1/2 T fresh Basil, chopped (optional)
2t dried Fennel Seeds
2t Chili Flakes
1/2 lb (~225g) Ricotta (half a tub)
1/4 c (give or take a T) Milk
4 large Eggs
Salt and Pepper to taste

Preheat oven to 325F

Mix the Turkey with Salt, Chile flakes, Fennel Seed, and Herbs. Add the Onions, Garlic, Parsley, and Parmesan.  Ideally you should do this by hand wearing gloves or really clean hands. 

Put the Bread in a food processor; process until finely crumbled like sand. Add the Bread Crumbs and Ricotta to the Turkey; mix by hand. Add milk to achieve a moist, soft texture.

Beat the Eggs lightly in a bowl and then add to the mixture. Mix until Eggs are barely incorporated. Don’t overmix.

Form into balls 3T sized balls (size of an average plum, though I'd go smaller). Heat a large dutch oven with Olive Oil, fry until golden brown all over. 

Remove from dish, drain all fat well, and place the Balls back in to the dutch oven to braise in your choice of sauce (See Below) for 2-3 hours.  Allow to cool in the sauce slightly before serving. 

Serve over Pasta with more Parmesan.

D's Barolo Red Wine Sauce for Braising

1 oz dried Porcini Mushrooms
1 small Onion, finely chopped 1 Carrot, chopped (same size as Onions)
1 Celery Stalk, chopped (ditto above)
3 cloves Garlic, minced
2-3 bay leaves
1 T fresh Rosemary, chopped
1/4 c fresh Parsley leaves, chopped and packed
3 T Tomato Paste
2-3 c Barolo other big Red Wine
1 (28-ounce) can Italian Tomatoes, smushed (I use my hands)
2 c Vegetable stock
Salt and pepper

Soak the Porcini Mushrooms in 1 cup of heated Broth until for about 30 minutes. Strain the liquid through a fine sieve.  You could use cheesecloth if you're fussed but if you're careful about the sediment on the bottom, you won't need to bother.  Set the Porcini aside and reserve the liquid.

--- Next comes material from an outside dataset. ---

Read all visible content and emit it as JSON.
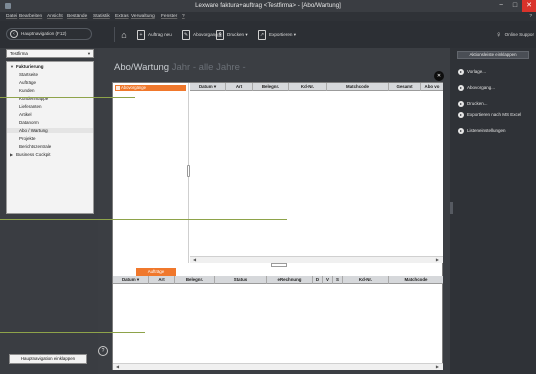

In the empty dutch oven, with the Turkey Balls set aside, drain all the fat, heat and add 1-2 T of Olive Oil.  Add the Onions, Carrots, and Celery, sautee until soft and golden, 3-5 minutes. Add the Garlic and stir for 1 minute, don't brown too much.  It goes bitter fast.  Stir in Bay Leaves, Rosemary, Parsley, and Tomato paste. Add the Wine and gently simmer about 20 minutes until reduced by about half.

Add the Tomatoes, Porcini Mushrooms, Mushroom Liquid.  Bring to a simmer then add the Turkey Balls.  Add enough Vegetable Broth to almost cover the Turkey Balls. Braise in the oven as above for 2-3 hours.

2 Leave a / Read COMMENTs:

Amy Bakes Everything said...

Gorgeous! The ingredients list looks pretty easy for something so beautiful (and with such a fancy name)!

Unknown said...

I head in the other direction than you; instead of allowing for vegetarians, add the beef. :)

That being said, I'm in love with the red wine sauce. Wow, that must smell fantastic as it's braising. Great recipe.